  7. mctiger

    mctiger RIP, and thanks for the music Staff Member

    Joined:
    Feb 20, 2003
    Messages:
    20,468
    Likes Received:
    11,068
    On August 22, 1864, The Geneva Convention for the Amelioration of the Condition of the Wounded and Sick of Armies in the Field is adopted by 12 nations meeting in Geneva. The agreement, advocated by Swiss humanitarian Jean-Henri Dunant, called for nonpartisan care to the sick and wounded in times of war and provided for the neutrality of medical personnel. It also proposed the use of an international emblem to mark medical personnel and supplies. In honor of Dunant’s nationality, a red cross on a white background—the Swiss flag in reverse—was chosen. The organization became known as the International Committee of the Red Cross. In 1901, Dunant was awarded the first Nobel Peace Prize.
    [​IMG]

    On August 22, 1962, a French paramilitary faction called the Organisation Arme'e Secrete' (Secret Army Organization) makes an attempt on the life of French President Charles de Gaulle, whom they believe has betrayed France by granting Algeria its freedom. 12 OAS gunmen open fire on de Gaulle's 1955 Citroen DS, perhaps the most advanced car built in France at the time, and known in particular for its innovative suspension. An estimated 140 bullets strike the car, exploding all 4 tires, but the chauffeur is able to maintain control and race de Gaulle and his wife to safety. De Gaulle credits the car's handling for his salvation; in his remaining years he would take action twice to keep ownership of Citroen in French hands, even approving government funding to keep the company solvent and finance a merger with Peugot in 1975.
    upload_2020-8-22_20-17-19.jpeg

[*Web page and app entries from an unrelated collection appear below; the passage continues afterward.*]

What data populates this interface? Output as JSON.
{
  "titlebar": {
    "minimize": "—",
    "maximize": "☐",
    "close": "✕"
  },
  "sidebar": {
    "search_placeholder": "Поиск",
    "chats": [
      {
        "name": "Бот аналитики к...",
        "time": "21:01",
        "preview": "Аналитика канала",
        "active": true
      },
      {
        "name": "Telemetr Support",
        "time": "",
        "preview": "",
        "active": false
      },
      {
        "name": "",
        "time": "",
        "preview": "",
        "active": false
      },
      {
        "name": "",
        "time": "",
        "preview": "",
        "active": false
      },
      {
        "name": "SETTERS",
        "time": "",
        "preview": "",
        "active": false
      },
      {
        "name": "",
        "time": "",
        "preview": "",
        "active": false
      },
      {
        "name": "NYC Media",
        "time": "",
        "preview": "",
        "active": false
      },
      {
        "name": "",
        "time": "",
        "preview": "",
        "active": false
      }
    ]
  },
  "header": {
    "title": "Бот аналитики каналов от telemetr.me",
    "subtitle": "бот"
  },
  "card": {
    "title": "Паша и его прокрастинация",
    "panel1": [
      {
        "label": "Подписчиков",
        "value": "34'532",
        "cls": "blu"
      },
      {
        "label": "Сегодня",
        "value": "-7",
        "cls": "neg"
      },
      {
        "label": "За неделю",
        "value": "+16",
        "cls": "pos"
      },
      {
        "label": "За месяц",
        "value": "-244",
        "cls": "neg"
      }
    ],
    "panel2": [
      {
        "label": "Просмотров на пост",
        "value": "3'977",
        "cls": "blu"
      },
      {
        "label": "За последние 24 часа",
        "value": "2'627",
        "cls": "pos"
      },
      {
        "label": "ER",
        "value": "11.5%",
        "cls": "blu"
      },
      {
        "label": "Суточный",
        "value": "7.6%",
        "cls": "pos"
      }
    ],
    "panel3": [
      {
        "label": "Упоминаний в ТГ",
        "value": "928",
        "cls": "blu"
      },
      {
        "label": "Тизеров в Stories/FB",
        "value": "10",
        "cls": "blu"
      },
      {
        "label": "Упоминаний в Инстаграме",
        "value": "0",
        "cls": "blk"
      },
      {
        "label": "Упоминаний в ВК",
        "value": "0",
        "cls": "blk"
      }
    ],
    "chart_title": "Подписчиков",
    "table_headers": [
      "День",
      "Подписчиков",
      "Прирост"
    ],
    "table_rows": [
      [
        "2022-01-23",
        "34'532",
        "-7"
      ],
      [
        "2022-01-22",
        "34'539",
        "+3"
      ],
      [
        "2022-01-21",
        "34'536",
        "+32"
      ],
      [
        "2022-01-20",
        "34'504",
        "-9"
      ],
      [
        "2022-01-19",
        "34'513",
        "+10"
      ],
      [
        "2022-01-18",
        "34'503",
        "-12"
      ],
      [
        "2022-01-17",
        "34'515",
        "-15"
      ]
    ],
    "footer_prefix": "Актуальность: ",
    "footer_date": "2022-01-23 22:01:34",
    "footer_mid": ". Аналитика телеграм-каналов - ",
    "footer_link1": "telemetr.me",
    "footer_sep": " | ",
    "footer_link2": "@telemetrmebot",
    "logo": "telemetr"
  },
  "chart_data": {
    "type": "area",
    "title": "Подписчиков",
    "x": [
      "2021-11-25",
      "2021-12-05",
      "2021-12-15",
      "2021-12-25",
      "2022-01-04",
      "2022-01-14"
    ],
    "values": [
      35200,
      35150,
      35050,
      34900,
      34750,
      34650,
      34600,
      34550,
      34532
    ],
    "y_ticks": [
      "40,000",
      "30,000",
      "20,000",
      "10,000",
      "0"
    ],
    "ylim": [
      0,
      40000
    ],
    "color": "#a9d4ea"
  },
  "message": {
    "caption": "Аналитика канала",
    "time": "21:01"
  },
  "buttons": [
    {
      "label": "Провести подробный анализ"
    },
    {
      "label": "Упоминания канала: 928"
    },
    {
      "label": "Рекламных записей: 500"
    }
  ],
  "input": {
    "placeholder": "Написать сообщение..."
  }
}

    On August 22, 1989, Texas Rangers pitcher Nolan Ryan blows a 96-mph fastball by Rickey Henderson of the Oakland A's for the 5,000th strikeout of his career. Ryan would retire with 5,714 career strikeouts; no one else has topped the 5K mark, and the current active leader, Justin Verlander, only recently passed 3,000.
     
    Bengal B and Winston1 like this.
  8. mctiger

    mctiger RIP, and thanks for the music Staff Member

    Joined:
    Feb 20, 2003
    Messages:
    20,468
    Likes Received:
    11,068
    On August 23, 1989, Major League Baseball Commissioner A. Bartlett Giamatti bans Cincinnati Reds manager Pete Rose from baseball for life. The game's all time hits leader and a surefire first ballot Hall of Famer, Rose was also a known sports gambler during his playing career, but most looked the other way as he limited his gambling to other sports. But rumors began to surface in the late 80's that Rose was betting on baseball. Giamatti hired Washington attorney John Dowd to investigate, and Dowd compiled hundreds of hours of testimony to support the claims, including bets on games involving his own team. Rose denied the latter but agreed to the ban, and it wasn't until writing a book in 2004 that Rose admitted to betting on (but never against) the Reds.
    [​IMG]

    On August 23, 1814, First Lady Dolley Madison scans the horizon with a spyglass from the White House and sees British troops assembling. The day before, President James Madison had gone into the field to consult with his generals, and asks Dolley to assemble important documents and be prepared to evacuate. Now, with the enemy approaching, Dolley exasperates her friend and staff by declining to save personal possessions, and instead concentrates on removing the official portrait of George Washington from its frame, saying she would not allow British troops to desecrate the famed portrait. Giving the portrait to two friends who bring it to New York for safekeeping (and unaware that the portrait is only a copy, not the original, of Gilbert Stuart's portrait) Dolley flees to a predetermined location to meet up with her husband. The British arrive the next day and burn the White House, causing significant damage.
    [​IMG][​IMG]
     
    shane0911 likes this.
  9. mctiger

    mctiger RIP, and thanks for the music Staff Member

    Joined:
    Feb 20, 2003
    Messages:
    20,468
    Likes Received:
    11,068
    On August 24, 1891, Thomas Edison is awarded a patent for his kinetographic camera, the first motion picture camera.
    [​IMG]
     
  10. shane0911

    shane0911 Helping lost idiots find their village Staff Member

    Joined:
    Jan 11, 2005
    Messages:
    31,070
    Likes Received:
    18,367

Share This Page